DATASET EXCERPTS section start
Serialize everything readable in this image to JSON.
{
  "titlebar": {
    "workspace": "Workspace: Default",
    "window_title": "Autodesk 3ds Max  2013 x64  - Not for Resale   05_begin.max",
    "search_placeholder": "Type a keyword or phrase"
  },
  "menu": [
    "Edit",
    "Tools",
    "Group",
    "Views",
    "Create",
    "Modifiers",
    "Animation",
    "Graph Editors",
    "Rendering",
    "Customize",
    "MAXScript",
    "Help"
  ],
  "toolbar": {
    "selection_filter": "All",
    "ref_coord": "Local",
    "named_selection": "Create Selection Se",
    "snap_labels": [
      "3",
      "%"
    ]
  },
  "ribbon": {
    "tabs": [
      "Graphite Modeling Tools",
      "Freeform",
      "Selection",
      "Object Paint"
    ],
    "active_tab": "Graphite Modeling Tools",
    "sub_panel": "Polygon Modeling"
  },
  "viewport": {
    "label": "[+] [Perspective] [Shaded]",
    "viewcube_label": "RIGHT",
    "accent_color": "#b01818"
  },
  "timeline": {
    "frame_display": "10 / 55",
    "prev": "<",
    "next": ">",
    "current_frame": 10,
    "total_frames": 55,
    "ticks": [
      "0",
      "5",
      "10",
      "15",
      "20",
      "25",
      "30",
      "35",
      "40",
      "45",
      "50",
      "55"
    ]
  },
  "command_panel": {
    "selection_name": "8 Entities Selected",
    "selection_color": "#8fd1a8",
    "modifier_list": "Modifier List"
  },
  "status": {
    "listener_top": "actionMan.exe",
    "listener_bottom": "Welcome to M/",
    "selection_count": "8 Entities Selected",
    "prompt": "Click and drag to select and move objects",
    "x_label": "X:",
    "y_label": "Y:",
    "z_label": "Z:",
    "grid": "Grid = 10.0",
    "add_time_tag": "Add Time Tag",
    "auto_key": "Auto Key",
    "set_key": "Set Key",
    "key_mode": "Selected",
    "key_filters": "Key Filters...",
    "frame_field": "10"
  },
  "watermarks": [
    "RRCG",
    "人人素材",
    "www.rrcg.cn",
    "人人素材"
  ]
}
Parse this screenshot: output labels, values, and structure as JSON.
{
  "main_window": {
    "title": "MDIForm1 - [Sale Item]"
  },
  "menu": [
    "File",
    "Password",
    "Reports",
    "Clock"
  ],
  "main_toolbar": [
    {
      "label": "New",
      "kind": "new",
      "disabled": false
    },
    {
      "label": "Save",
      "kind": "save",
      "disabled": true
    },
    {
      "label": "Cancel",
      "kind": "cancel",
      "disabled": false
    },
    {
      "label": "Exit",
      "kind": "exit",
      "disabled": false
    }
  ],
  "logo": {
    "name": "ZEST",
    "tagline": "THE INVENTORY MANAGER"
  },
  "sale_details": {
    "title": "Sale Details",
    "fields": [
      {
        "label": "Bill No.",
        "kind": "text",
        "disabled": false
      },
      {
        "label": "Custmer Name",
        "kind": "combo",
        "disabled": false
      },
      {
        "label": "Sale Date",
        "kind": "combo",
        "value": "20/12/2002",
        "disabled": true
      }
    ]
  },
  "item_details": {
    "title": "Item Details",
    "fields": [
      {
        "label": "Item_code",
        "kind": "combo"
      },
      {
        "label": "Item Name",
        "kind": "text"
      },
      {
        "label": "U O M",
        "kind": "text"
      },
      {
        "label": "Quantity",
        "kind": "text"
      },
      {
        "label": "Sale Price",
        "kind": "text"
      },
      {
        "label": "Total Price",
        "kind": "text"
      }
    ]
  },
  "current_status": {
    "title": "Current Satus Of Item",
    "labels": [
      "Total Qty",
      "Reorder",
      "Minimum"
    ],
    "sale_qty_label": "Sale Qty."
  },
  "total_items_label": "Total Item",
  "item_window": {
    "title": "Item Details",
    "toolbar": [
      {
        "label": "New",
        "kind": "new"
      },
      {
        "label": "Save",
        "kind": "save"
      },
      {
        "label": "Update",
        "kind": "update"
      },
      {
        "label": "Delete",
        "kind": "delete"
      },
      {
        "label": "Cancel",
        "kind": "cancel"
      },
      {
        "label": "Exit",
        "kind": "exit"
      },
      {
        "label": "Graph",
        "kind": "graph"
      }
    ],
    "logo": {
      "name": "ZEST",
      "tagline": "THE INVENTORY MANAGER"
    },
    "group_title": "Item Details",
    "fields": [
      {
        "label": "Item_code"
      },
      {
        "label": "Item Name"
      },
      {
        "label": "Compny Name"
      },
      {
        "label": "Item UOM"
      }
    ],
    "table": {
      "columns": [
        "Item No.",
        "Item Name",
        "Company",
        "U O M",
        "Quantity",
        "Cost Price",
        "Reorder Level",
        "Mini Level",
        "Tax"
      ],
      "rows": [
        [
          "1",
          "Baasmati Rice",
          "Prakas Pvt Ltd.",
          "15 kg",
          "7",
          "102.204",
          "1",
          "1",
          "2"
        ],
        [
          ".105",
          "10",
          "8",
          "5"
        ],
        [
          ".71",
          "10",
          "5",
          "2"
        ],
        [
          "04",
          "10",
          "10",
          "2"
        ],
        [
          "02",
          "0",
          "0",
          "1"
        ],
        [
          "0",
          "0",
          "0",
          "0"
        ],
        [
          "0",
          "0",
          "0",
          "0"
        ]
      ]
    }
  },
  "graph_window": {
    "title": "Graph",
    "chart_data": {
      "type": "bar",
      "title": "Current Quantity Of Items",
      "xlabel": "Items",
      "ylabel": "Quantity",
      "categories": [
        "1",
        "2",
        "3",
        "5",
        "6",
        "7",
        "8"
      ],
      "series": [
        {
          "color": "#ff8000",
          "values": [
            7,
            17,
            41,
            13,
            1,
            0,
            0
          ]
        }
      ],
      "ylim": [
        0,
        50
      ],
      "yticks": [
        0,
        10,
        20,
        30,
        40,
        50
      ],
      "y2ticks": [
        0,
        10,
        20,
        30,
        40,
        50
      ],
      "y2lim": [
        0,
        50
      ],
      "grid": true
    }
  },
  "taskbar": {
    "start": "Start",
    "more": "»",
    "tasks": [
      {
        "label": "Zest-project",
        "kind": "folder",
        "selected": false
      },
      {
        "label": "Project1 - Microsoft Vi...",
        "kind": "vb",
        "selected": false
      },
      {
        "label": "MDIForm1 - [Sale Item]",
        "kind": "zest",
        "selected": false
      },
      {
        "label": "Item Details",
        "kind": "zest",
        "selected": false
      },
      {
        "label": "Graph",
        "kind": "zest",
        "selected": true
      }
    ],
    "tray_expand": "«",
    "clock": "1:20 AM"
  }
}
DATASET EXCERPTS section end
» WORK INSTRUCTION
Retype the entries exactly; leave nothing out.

» ANSWER SECTION
Serialize everything readable in this image to JSON.
{
  "titlebar": {
    "workspace": "Workspace: Default",
    "window_title": "Autodesk 3ds Max  2013 x64  - Not for Resale   05_begin.max",
    "search_placeholder": "Type a keyword or phrase"
  },
  "menu": [
    "Edit",
    "Tools",
    "Group",
    "Views",
    "Create",
    "Modifiers",
    "Animation",
    "Graph Editors",
    "Rendering",
    "Customize",
    "MAXScript",
    "Help"
  ],
  "toolbar": {
    "selection_filter": "All",
    "ref_coord": "Local",
    "named_selection": "Create Selection Se",
    "snap_labels": [
      "3",
      "%"
    ]
  },
  "ribbon": {
    "tabs": [
      "Graphite Modeling Tools",
      "Freeform",
      "Selection",
      "Object Paint"
    ],
    "active_tab": "Graphite Modeling Tools",
    "sub_panel": "Polygon Modeling"
  },
  "viewport": {
    "label": "[+] [Perspective] [Shaded]",
    "viewcube_label": "RIGHT",
    "accent_color": "#b01818"
  },
  "timeline": {
    "frame_display": "10 / 55",
    "prev": "<",
    "next": ">",
    "current_frame": 10,
    "total_frames": 55,
    "ticks": [
      "0",
      "5",
      "10",
      "15",
      "20",
      "25",
      "30",
      "35",
      "40",
      "45",
      "50",
      "55"
    ]
  },
  "command_panel": {
    "selection_name": "8 Entities Selected",
    "selection_color": "#8fd1a8",
    "modifier_list": "Modifier List"
  },
  "status": {
    "listener_top": "actionMan.exe",
    "listener_bottom": "Welcome to M/",
    "selection_count": "8 Entities Selected",
    "prompt": "Click and drag to select and move objects",
    "x_label": "X:",
    "y_label": "Y:",
    "z_label": "Z:",
    "grid": "Grid = 10.0",
    "add_time_tag": "Add Time Tag",
    "auto_key": "Auto Key",
    "set_key": "Set Key",
    "key_mode": "Selected",
    "key_filters": "Key Filters...",
    "frame_field": "10"
  },
  "watermarks": [
    "RRCG",
    "人人素材",
    "www.rrcg.cn",
    "人人素材"
  ]
}
Parse this screenshot: output labels, values, and structure as JSON.
{
  "main_window": {
    "title": "MDIForm1 - [Sale Item]"
  },
  "menu": [
    "File",
    "Password",
    "Reports",
    "Clock"
  ],
  "main_toolbar": [
    {
      "label": "New",
      "kind": "new",
      "disabled": false
    },
    {
      "label": "Save",
      "kind": "save",
      "disabled": true
    },
    {
      "label": "Cancel",
      "kind": "cancel",
      "disabled": false
    },
    {
      "label": "Exit",
      "kind": "exit",
      "disabled": false
    }
  ],
  "logo": {
    "name": "ZEST",
    "tagline": "THE INVENTORY MANAGER"
  },
  "sale_details": {
    "title": "Sale Details",
    "fields": [
      {
        "label": "Bill No.",
        "kind": "text",
        "disabled": false
      },
      {
        "label": "Custmer Name",
        "kind": "combo",
        "disabled": false
      },
      {
        "label": "Sale Date",
        "kind": "combo",
        "value": "20/12/2002",
        "disabled": true
      }
    ]
  },
  "item_details": {
    "title": "Item Details",
    "fields": [
      {
        "label": "Item_code",
        "kind": "combo"
      },
      {
        "label": "Item Name",
        "kind": "text"
      },
      {
        "label": "U O M",
        "kind": "text"
      },
      {
        "label": "Quantity",
        "kind": "text"
      },
      {
        "label": "Sale Price",
        "kind": "text"
      },
      {
        "label": "Total Price",
        "kind": "text"
      }
    ]
  },
  "current_status": {
    "title": "Current Satus Of Item",
    "labels": [
      "Total Qty",
      "Reorder",
      "Minimum"
    ],
    "sale_qty_label": "Sale Qty."
  },
  "total_items_label": "Total Item",
  "item_window": {
    "title": "Item Details",
    "toolbar": [
      {
        "label": "New",
        "kind": "new"
      },
      {
        "label": "Save",
        "kind": "save"
      },
      {
        "label": "Update",
        "kind": "update"
      },
      {
        "label": "Delete",
        "kind": "delete"
      },
      {
        "label": "Cancel",
        "kind": "cancel"
      },
      {
        "label": "Exit",
        "kind": "exit"
      },
      {
        "label": "Graph",
        "kind": "graph"
      }
    ],
    "logo": {
      "name": "ZEST",
      "tagline": "THE INVENTORY MANAGER"
    },
    "group_title": "Item Details",
    "fields": [
      {
        "label": "Item_code"
      },
      {
        "label": "Item Name"
      },
      {
        "label": "Compny Name"
      },
      {
        "label": "Item UOM"
      }
    ],
    "table": {
      "columns": [
        "Item No.",
        "Item Name",
        "Company",
        "U O M",
        "Quantity",
        "Cost Price",
        "Reorder Level",
        "Mini Level",
        "Tax"
      ],
      "rows": [
        [
          "1",
          "Baasmati Rice",
          "Prakas Pvt Ltd.",
          "15 kg",
          "7",
          "102.204",
          "1",
          "1",
          "2"
        ],
        [
          ".105",
          "10",
          "8",
          "5"
        ],
        [
          ".71",
          "10",
          "5",
          "2"
        ],
        [
          "04",
          "10",
          "10",
          "2"
        ],
        [
          "02",
          "0",
          "0",
          "1"
        ],
        [
          "0",
          "0",
          "0",
          "0"
        ],
        [
          "0",
          "0",
          "0",
          "0"
        ]
      ]
    }
  },
  "graph_window": {
    "title": "Graph",
    "chart_data": {
      "type": "bar",
      "title": "Current Quantity Of Items",
      "xlabel": "Items",
      "ylabel": "Quantity",
      "categories": [
        "1",
        "2",
        "3",
        "5",
        "6",
        "7",
        "8"
      ],
      "series": [
        {
          "color": "#ff8000",
          "values": [
            7,
            17,
            41,
            13,
            1,
            0,
            0
          ]
        }
      ],
      "ylim": [
        0,
        50
      ],
      "yticks": [
        0,
        10,
        20,
        30,
        40,
        50
      ],
      "y2ticks": [
        0,
        10,
        20,
        30,
        40,
        50
      ],
      "y2lim": [
        0,
        50
      ],
      "grid": true
    }
  },
  "taskbar": {
    "start": "Start",
    "more": "»",
    "tasks": [
      {
        "label": "Zest-project",
        "kind": "folder",
        "selected": false
      },
      {
        "label": "Project1 - Microsoft Vi...",
        "kind": "vb",
        "selected": false
      },
      {
        "label": "MDIForm1 - [Sale Item]",
        "kind": "zest",
        "selected": false
      },
      {
        "label": "Item Details",
        "kind": "zest",
        "selected": false
      },
      {
        "label": "Graph",
        "kind": "zest",
        "selected": true
      }
    ],
    "tray_expand": "«",
    "clock": "1:20 AM"
  }
}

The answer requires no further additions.